Brooks - BX9338 .B7 1813 v3

II. BURTON. 47 impertinent; for it was as libellous as your book : so that your answer deserved a censure alone. L. Keeper. What say you, Mr. Burton, are' you guilty or not ? Burton. My lord, I desire you to peruse my book, not only here and there, but every passage of it. L. Keeper. Mr. Burton, time is short. Are you guilty, or not guilty ? What say you to that which was read ? Doth it become a minister to deliver himself in such a railing and scandalous way? Burton. In my judgment, and as I can prove it, it was neither railing nor scandalous. I conceive, that a minister bath a larger liberty than always to go in a mild strain. I being a pastor of my people, whom I had in charge, and was to instruct, I supposed it was my duty to inform them of those innovations that are crept into the church, as like- wise of the danger and ill consequences of them. As for my answer, ye blotted out what ye would, and then the rest, which made best for your own ends, you would have to stand ; and now for me to tender only what will serve for your own turns, and renounce the rest, were to desert my cause ; which, before I will do, or desert my conscience, will rather desert my body, and deliver it up to yourlord- ships to do with it what you will. L. Keeper. This is a place where you should crave mercy and favour, Mr. Burton, and not stand on such terms as you do. Burton. Wherein I have offended through human frailty, I crave pardon of God and man.
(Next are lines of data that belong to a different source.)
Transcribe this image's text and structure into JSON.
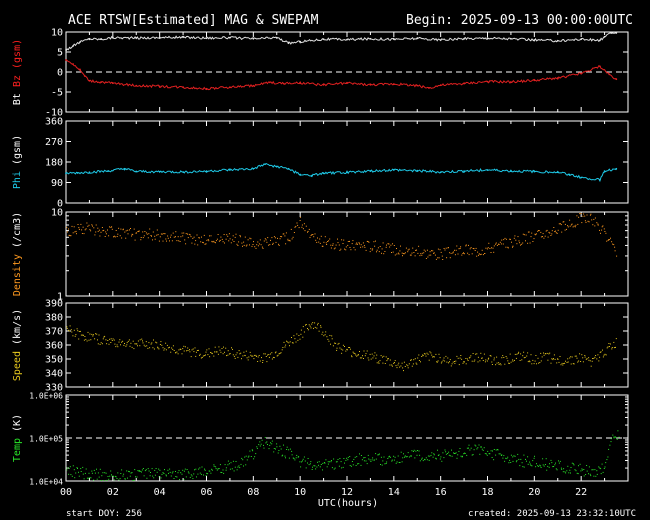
{
  "header": {
    "title": "ACE RTSW[Estimated] MAG & SWEPAM",
    "begin": "Begin: 2025-09-13 00:00:00UTC"
  },
  "footer": {
    "start_doy": "start DOY: 256",
    "created": "created: 2025-09-13 23:32:10UTC"
  },
  "chart_data": [
    {
      "type": "line",
      "panel": "mag",
      "ylabel_parts": [
        {
          "text": "Bt",
          "color": "#ffffff"
        },
        {
          "text": " ",
          "color": "#ffffff"
        },
        {
          "text": "Bz",
          "color": "#ff2020"
        },
        {
          "text": " (gsm)",
          "color": "#ff2020"
        }
      ],
      "ylim": [
        -10,
        10
      ],
      "ytick_values": [
        10,
        5,
        0,
        -5,
        -10
      ],
      "ytick_labels": [
        "10",
        "5",
        "0",
        "-5",
        "-10"
      ],
      "dashed_reference": 0,
      "series": [
        {
          "name": "Bt",
          "color": "#e0e0e0",
          "x": [
            0.0,
            0.3,
            0.6,
            1.0,
            1.5,
            2.0,
            3.0,
            4.0,
            5.0,
            6.0,
            7.0,
            8.0,
            9.0,
            9.5,
            10.0,
            11.0,
            12.0,
            13.0,
            14.0,
            15.0,
            16.0,
            17.0,
            18.0,
            19.0,
            20.0,
            21.0,
            22.0,
            22.8,
            23.0,
            23.3,
            23.5
          ],
          "values": [
            5.5,
            6.5,
            7.5,
            8.3,
            8.2,
            8.6,
            8.5,
            8.6,
            8.7,
            8.5,
            8.6,
            8.3,
            8.6,
            7.2,
            7.6,
            8.2,
            8.1,
            8.3,
            8.2,
            8.4,
            8.0,
            8.3,
            8.5,
            8.3,
            8.0,
            7.8,
            8.2,
            7.9,
            8.8,
            9.8,
            10.0
          ]
        },
        {
          "name": "Bz",
          "color": "#e02020",
          "x": [
            0.0,
            0.3,
            0.6,
            0.8,
            1.0,
            1.5,
            2.0,
            3.0,
            4.0,
            5.0,
            6.0,
            7.0,
            8.0,
            8.7,
            9.3,
            10.0,
            11.0,
            12.0,
            13.0,
            14.0,
            15.0,
            15.5,
            16.0,
            17.0,
            18.0,
            19.0,
            20.0,
            21.0,
            22.0,
            22.8,
            23.2,
            23.5
          ],
          "values": [
            3.0,
            2.0,
            0.5,
            -1.0,
            -2.2,
            -2.5,
            -2.8,
            -3.4,
            -3.6,
            -3.8,
            -4.2,
            -3.8,
            -3.4,
            -2.6,
            -2.9,
            -2.8,
            -3.2,
            -2.8,
            -3.2,
            -3.0,
            -3.4,
            -4.0,
            -3.3,
            -2.9,
            -2.4,
            -2.5,
            -2.1,
            -1.5,
            -0.4,
            1.4,
            -0.6,
            -1.8
          ]
        }
      ]
    },
    {
      "type": "line",
      "panel": "phi",
      "ylabel_parts": [
        {
          "text": "Phi",
          "color": "#1ec8e6"
        },
        {
          "text": " (gsm)",
          "color": "#ffffff"
        }
      ],
      "ylim": [
        0,
        360
      ],
      "ytick_values": [
        360,
        270,
        180,
        90,
        0
      ],
      "ytick_labels": [
        "360",
        "270",
        "180",
        "90",
        "0"
      ],
      "series": [
        {
          "name": "Phi",
          "color": "#1ec8e6",
          "x": [
            0.0,
            0.5,
            1.0,
            1.8,
            2.5,
            3.0,
            4.0,
            5.0,
            6.0,
            7.0,
            8.0,
            8.5,
            9.0,
            9.5,
            10.0,
            10.5,
            11.0,
            12.0,
            13.0,
            14.0,
            15.0,
            16.0,
            17.0,
            18.0,
            19.0,
            20.0,
            21.0,
            21.5,
            22.0,
            22.8,
            23.0,
            23.5
          ],
          "values": [
            130,
            132,
            135,
            140,
            150,
            138,
            137,
            136,
            140,
            145,
            150,
            170,
            160,
            150,
            125,
            120,
            130,
            135,
            140,
            145,
            142,
            135,
            140,
            145,
            140,
            138,
            135,
            125,
            112,
            102,
            140,
            150
          ]
        }
      ]
    },
    {
      "type": "scatter",
      "panel": "density",
      "ylabel_parts": [
        {
          "text": "Density",
          "color": "#ff9a20"
        },
        {
          "text": " (/cm3)",
          "color": "#ffffff"
        }
      ],
      "ylim": [
        1,
        10
      ],
      "yscale": "log",
      "ytick_values": [
        10,
        1
      ],
      "ytick_labels": [
        "10",
        "1"
      ],
      "series": [
        {
          "name": "Density",
          "color": "#ff9a20",
          "x": [
            0.0,
            0.5,
            1.0,
            1.5,
            2.0,
            2.5,
            3.0,
            3.5,
            4.0,
            4.5,
            5.0,
            5.5,
            6.0,
            6.5,
            7.0,
            7.5,
            8.0,
            8.5,
            9.0,
            9.5,
            10.0,
            10.5,
            11.0,
            11.5,
            12.0,
            12.5,
            13.0,
            13.5,
            14.0,
            14.5,
            15.0,
            15.5,
            16.0,
            16.5,
            17.0,
            17.5,
            18.0,
            18.5,
            19.0,
            19.5,
            20.0,
            20.5,
            21.0,
            21.5,
            22.0,
            22.5,
            23.0,
            23.5
          ],
          "values": [
            6.0,
            6.5,
            6.4,
            6.0,
            5.8,
            5.6,
            5.4,
            5.5,
            5.3,
            5.1,
            5.0,
            4.7,
            4.6,
            4.8,
            4.9,
            4.5,
            4.4,
            4.3,
            4.6,
            5.0,
            7.5,
            4.8,
            4.5,
            4.2,
            4.0,
            4.2,
            4.0,
            3.8,
            3.6,
            3.5,
            3.4,
            3.3,
            3.2,
            3.4,
            3.6,
            3.5,
            3.8,
            4.0,
            4.5,
            4.8,
            5.2,
            5.8,
            6.5,
            7.0,
            8.8,
            8.2,
            5.5,
            3.0
          ]
        }
      ]
    },
    {
      "type": "scatter",
      "panel": "speed",
      "ylabel_parts": [
        {
          "text": "Speed",
          "color": "#e6c81e"
        },
        {
          "text": " (km/s)",
          "color": "#ffffff"
        }
      ],
      "ylim": [
        330,
        390
      ],
      "ytick_values": [
        390,
        380,
        370,
        360,
        350,
        340,
        330
      ],
      "ytick_labels": [
        "390",
        "380",
        "370",
        "360",
        "350",
        "340",
        "330"
      ],
      "series": [
        {
          "name": "Speed",
          "color": "#e6c81e",
          "x": [
            0.0,
            0.5,
            1.0,
            1.5,
            2.0,
            2.5,
            3.0,
            3.5,
            4.0,
            4.5,
            5.0,
            5.5,
            6.0,
            6.5,
            7.0,
            7.5,
            8.0,
            8.5,
            9.0,
            9.5,
            10.0,
            10.5,
            11.0,
            11.5,
            12.0,
            12.5,
            13.0,
            13.5,
            14.0,
            14.5,
            15.0,
            15.5,
            16.0,
            16.5,
            17.0,
            17.5,
            18.0,
            18.5,
            19.0,
            19.5,
            20.0,
            20.5,
            21.0,
            21.5,
            22.0,
            22.5,
            23.0,
            23.5
          ],
          "values": [
            372,
            368,
            366,
            364,
            363,
            362,
            361,
            361,
            360,
            358,
            356,
            355,
            354,
            356,
            355,
            353,
            352,
            351,
            355,
            362,
            368,
            376,
            370,
            360,
            356,
            354,
            352,
            350,
            347,
            345,
            350,
            352,
            351,
            348,
            350,
            352,
            350,
            349,
            351,
            352,
            350,
            352,
            349,
            350,
            351,
            348,
            356,
            362
          ]
        }
      ]
    },
    {
      "type": "scatter",
      "panel": "temp",
      "ylabel_parts": [
        {
          "text": "Temp",
          "color": "#28e628"
        },
        {
          "text": " (K)",
          "color": "#ffffff"
        }
      ],
      "ylim": [
        10000,
        1000000
      ],
      "yscale": "log",
      "ytick_values": [
        1000000,
        100000,
        10000
      ],
      "ytick_labels": [
        "1.0E+06",
        "1.0E+05",
        "1.0E+04"
      ],
      "dashed_reference": 100000,
      "series": [
        {
          "name": "Temp",
          "color": "#28e628",
          "x": [
            0.0,
            0.5,
            1.0,
            1.5,
            2.0,
            2.5,
            3.0,
            3.5,
            4.0,
            4.5,
            5.0,
            5.5,
            6.0,
            6.5,
            7.0,
            7.5,
            8.0,
            8.5,
            9.0,
            9.5,
            10.0,
            10.5,
            11.0,
            11.5,
            12.0,
            12.5,
            13.0,
            13.5,
            14.0,
            14.5,
            15.0,
            15.5,
            16.0,
            16.5,
            17.0,
            17.5,
            18.0,
            18.5,
            19.0,
            19.5,
            20.0,
            20.5,
            21.0,
            21.5,
            22.0,
            22.5,
            23.0,
            23.3,
            23.6
          ],
          "values": [
            18000,
            16000,
            15000,
            14000,
            14500,
            14000,
            14000,
            15000,
            15000,
            14500,
            15000,
            16000,
            18000,
            20000,
            22000,
            26000,
            45000,
            80000,
            60000,
            45000,
            30000,
            25000,
            24000,
            26000,
            28000,
            32000,
            34000,
            32000,
            34000,
            36000,
            40000,
            42000,
            40000,
            45000,
            50000,
            55000,
            48000,
            40000,
            35000,
            30000,
            28000,
            25000,
            22000,
            20000,
            18000,
            17000,
            20000,
            90000,
            120000
          ]
        }
      ]
    }
  ],
  "x_axis": {
    "xlim": [
      0,
      24
    ],
    "tick_values": [
      0,
      2,
      4,
      6,
      8,
      10,
      12,
      14,
      16,
      18,
      20,
      22
    ],
    "tick_labels": [
      "00",
      "02",
      "04",
      "06",
      "08",
      "10",
      "12",
      "14",
      "16",
      "18",
      "20",
      "22"
    ],
    "label": "UTC(hours)"
  },
  "colors": {
    "background": "#000000",
    "frame": "#ffffff",
    "dash": "#ffffff"
  }
}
And I pray God, that, in your sentence, you may so censure us that you may not sin ' against the Lord.. Thus, while Mr. Burton and his fellow-prisoners desired to say more for themselves, they were interrupted, and com- manded silence ; when the following dreadful sentence was passed upon them : " That Burton shall be deprived of his ecclesiastical benefice, degraded from his ministerial func- tion and degrees in the university, as Prynne and Bastvvick have been from their professions of law and physic they Harleian Miscellany, vol. iv. p. 17. Edit. 1745. 1- Mr. Prynne having published his " Histrio-Mastia," a book against plays, masquerades, &c. it gave great offence to Archbishop Laud, who, in the year 1633, procured a sentence against him in the star-chamber, "That he should be disabled from the practice of the law, be degraded from his degree in the university, be set in the pillory, have both his ears cut off, his book burnt by the common hangman, to pay a Site of five thousand ',Quads, and to be imprisoned during life ;" which sentence was rigorously